Impossible Script Pitch: I Am Elephant

A Bill Murray character pitches the idea of a long-time hockey fan who comes early to his team’s games to watch warm-ups and befriends the opposing goalie before the Stanley Cup finals by talking about gladiator mentality of the goalie, the defender of the universe. He helps him sort his game sticks as he realizes an opportunity to damage his confidence and so help his team win. He takes him out afterwards to a bar and tries to get him drunk, to no avail. The goalie, Elephant, sneaks into a private club which our hero tries over and over to break in and succeeds at the end, finding friends and family inside, with Elephant. He is admonished by all, but promises that there is a plan, citing winning the lottery as the first point. No one believes him until he locks into a death stare – performed by John Turturro and Elephant – during which there is a back and forth series of accusations which makes everyone tear with laughter. 

The agent loves the pitch and commissions it to his go-to – played by Tom Hanks – who sets up his work space into a giant white room like a hockey rink to begin the process. Bill Murray’s character is devastated and sets up his massive musical pitch “I am Elephant” during which a giant King Kong set arises out of the dim with the chant of “I am Elephant” as Murray holds up a placard and high-fives a series of animals – elephants, tigers, hippos, Tony the Tiger, etc. – who come out the King Kong door and then from the opposite way, as the scene devolves into chaos – llamas, sharks, emus parading past. However, the agent is sold on the pitch of the Murray character getting to write, and Tom Hanks bows out gracefully. Murray goes on to write the story in which it is revealed that Elephant the goalie actually is using the fan as part of his routine in the championships, always pretending and manipulating opposing fans to his side. Even with this revelation, they all still love Elephant who lets in the losing goal at the end.

Bernardo at Hank’s Saloon in Brooklyn

Bernardo played its first-ever gig at Hank’s Saloon in Brooklyn last night, thanks in part to Bill Murray on a bicycle.

Bernardo at Hank's Saloon in Brooklyn

Hank’s Saloon’s facilities

Lead man, Mike Deminico, walked into the bar a couple of weeks back, inquiring into playing at the venue, and received an indifferent response and email address. Somewhat miffed, Deminico considered abandoning the enterprise when Bill Murray bicycled past and returned Deminico’s greeting. Bernardo at Hank's Saloon in BrooklynHis resolve buoyed, Deminico got in touch with the manager and was on stage shortly thereafter.

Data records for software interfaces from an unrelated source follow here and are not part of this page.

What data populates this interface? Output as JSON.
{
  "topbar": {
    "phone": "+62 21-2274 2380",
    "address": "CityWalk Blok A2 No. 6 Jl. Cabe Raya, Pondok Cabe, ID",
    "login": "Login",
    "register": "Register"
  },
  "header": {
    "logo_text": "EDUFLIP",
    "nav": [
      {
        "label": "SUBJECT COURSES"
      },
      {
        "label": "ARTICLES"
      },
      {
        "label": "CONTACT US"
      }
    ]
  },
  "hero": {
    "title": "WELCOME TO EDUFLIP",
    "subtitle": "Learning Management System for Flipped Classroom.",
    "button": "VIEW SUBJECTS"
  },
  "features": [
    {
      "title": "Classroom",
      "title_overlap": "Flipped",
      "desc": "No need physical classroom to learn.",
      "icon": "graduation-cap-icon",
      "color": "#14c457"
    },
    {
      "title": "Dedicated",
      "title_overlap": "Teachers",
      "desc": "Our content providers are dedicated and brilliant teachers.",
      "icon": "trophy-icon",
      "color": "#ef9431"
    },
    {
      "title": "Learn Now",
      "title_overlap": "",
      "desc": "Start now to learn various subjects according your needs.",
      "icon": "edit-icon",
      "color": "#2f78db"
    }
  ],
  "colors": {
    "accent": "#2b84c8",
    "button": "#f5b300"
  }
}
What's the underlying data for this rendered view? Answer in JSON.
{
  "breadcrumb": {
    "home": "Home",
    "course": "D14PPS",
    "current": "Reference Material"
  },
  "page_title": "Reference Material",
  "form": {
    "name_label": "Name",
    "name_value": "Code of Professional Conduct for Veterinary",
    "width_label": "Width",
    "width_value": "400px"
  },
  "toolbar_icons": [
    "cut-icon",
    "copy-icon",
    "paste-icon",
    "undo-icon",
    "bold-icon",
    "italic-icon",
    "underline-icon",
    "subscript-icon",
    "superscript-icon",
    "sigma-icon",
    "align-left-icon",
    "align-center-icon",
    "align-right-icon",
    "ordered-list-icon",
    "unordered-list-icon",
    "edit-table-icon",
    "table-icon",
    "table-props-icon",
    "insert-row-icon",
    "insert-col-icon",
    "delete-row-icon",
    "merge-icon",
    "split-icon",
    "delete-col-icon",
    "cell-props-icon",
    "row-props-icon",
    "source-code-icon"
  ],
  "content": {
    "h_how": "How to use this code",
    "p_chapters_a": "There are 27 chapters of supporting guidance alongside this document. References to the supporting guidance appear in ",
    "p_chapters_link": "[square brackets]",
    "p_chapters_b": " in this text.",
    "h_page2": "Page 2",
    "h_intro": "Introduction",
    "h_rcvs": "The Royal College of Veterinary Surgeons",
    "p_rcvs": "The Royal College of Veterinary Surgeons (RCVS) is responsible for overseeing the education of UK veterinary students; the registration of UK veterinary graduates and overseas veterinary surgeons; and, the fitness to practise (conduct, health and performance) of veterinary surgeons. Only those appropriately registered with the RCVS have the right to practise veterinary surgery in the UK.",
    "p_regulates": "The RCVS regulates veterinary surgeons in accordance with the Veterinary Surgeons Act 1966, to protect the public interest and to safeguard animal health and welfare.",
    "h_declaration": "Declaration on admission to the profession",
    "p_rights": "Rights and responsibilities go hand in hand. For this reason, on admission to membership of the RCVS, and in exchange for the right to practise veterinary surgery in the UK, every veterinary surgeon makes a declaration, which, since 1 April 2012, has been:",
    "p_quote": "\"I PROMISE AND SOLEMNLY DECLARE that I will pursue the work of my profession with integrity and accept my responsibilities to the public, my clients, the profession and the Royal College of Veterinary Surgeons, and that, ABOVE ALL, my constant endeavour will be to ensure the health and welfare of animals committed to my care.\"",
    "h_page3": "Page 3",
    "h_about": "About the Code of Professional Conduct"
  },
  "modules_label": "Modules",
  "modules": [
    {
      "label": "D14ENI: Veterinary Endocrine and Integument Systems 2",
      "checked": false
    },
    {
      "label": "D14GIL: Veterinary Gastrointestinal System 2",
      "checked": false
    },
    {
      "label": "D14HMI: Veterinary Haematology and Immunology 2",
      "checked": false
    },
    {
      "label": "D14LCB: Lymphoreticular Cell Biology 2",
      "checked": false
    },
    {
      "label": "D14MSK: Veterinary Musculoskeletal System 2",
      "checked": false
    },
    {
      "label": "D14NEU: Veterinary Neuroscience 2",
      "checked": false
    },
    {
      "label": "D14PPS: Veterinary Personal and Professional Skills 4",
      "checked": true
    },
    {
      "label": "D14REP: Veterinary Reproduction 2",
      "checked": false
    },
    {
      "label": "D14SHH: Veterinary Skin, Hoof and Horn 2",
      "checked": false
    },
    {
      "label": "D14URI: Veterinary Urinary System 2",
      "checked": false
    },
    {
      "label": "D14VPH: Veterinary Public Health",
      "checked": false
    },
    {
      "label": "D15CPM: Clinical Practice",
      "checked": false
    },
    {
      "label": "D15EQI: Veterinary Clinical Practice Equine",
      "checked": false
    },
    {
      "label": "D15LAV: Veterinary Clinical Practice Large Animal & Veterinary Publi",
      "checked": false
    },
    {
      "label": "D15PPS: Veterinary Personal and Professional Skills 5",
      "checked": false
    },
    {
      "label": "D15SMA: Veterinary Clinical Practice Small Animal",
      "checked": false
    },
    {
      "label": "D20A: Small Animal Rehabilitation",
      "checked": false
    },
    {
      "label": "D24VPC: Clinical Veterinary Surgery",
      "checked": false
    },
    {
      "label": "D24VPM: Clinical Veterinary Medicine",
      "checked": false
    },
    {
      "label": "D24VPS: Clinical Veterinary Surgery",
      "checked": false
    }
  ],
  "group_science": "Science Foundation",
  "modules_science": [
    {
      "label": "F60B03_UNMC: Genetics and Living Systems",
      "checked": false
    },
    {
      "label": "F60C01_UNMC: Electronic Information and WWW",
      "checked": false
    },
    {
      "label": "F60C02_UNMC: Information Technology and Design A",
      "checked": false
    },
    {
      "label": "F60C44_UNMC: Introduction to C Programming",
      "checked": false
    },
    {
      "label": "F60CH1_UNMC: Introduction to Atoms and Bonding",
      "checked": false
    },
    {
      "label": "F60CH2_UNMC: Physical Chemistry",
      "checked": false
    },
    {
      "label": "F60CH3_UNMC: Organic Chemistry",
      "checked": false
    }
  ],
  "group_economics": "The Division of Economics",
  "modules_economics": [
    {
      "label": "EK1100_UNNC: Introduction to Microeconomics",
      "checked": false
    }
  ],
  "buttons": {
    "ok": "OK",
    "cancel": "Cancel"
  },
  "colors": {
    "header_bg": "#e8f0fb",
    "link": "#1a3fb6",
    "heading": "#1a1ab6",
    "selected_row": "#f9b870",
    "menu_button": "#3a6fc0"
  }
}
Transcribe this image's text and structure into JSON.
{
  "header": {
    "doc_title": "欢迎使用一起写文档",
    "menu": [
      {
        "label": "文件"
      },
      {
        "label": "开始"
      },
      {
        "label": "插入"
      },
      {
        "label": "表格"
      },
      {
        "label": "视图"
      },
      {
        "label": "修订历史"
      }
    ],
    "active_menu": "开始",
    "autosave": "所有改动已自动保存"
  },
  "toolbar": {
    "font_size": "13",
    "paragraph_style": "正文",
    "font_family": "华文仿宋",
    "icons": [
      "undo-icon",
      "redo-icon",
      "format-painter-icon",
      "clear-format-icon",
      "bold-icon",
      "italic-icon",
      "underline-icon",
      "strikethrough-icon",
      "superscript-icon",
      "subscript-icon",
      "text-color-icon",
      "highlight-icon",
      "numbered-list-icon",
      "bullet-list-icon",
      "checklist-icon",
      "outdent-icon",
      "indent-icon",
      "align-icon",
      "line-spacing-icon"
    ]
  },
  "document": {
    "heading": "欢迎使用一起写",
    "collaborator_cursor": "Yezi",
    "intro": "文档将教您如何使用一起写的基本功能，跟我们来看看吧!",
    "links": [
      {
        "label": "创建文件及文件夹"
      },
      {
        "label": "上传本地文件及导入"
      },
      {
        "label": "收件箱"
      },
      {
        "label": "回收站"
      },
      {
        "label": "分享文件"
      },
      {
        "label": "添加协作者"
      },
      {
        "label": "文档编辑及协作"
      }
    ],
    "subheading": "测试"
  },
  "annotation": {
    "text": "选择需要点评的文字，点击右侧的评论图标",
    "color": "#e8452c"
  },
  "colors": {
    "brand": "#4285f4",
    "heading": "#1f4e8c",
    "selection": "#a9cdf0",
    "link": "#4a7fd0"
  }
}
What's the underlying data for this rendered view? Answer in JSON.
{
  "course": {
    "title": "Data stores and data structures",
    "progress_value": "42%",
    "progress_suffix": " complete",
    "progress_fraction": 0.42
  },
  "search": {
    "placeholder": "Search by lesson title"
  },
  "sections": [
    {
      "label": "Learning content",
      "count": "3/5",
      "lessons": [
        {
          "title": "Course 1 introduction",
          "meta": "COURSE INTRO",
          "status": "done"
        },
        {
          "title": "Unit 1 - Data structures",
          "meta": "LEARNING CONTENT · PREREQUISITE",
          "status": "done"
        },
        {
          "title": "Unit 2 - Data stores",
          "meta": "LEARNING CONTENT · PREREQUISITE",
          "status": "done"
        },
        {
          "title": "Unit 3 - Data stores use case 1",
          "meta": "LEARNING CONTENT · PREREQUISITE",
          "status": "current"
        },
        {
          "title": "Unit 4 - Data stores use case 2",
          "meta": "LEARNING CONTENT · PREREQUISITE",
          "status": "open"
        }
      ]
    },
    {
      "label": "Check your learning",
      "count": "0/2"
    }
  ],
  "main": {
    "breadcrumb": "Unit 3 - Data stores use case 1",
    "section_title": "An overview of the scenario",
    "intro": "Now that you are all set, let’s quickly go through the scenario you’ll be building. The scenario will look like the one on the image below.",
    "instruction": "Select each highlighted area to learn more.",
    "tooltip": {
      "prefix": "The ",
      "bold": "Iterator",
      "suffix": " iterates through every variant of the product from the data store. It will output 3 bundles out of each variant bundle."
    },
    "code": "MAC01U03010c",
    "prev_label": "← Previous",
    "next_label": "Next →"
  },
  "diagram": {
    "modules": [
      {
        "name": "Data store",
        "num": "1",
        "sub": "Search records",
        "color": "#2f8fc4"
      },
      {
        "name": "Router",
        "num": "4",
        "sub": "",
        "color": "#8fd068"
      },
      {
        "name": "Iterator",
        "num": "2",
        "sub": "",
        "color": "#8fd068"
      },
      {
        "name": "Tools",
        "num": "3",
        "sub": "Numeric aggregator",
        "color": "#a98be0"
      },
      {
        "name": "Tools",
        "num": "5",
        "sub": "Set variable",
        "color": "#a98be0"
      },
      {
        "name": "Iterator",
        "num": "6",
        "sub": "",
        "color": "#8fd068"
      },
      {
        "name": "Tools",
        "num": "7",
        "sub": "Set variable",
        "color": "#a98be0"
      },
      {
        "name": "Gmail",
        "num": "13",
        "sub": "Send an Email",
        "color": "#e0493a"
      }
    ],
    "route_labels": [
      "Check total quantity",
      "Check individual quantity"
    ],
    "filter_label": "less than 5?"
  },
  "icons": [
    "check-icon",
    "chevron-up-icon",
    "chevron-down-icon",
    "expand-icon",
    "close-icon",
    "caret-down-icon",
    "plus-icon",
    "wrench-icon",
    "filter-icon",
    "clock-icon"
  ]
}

Bernardo at Hank's Saloon in Brooklyn

Mike Deminico leads Bernardo at Hank’s Saloon.

The music of Bernardo is an unadulterated pleasure, straight ahead and wildly fun; the short 35-minute set was simply not enough. Deminico promises more in the months ahead.

Groundhog Day: Bill Murray’s Everyman Angst

Groundhog Day is a weird tradition to say the least. Cloudy skies on February 2 indicate a mild spring to come. Huh? The stupidity of it boggles. There is little wonder as to why Harold Remis chose it as the focal point for his film. groundhog1Groundhog Day is that rare breed of comic film that digs into understanding the human experience: What would it be like to live the exact same day over and over again? Is this what it is to be immortal? Is this the true test of the human spirit? Is this the genesis of angst? Bill Murray delivers the performance of his life, an asinine everyman who is remarkably (and believably) humble in the end. groundhog_day1As to the actual event itself of dragging out Punxsutawney Phil, I hope that the men in top hats might consider leaving him alone. philShadow or not, we don’t need a groundhog to tell us what we already know; we’ll be seeing a lot less of winter in the years to come.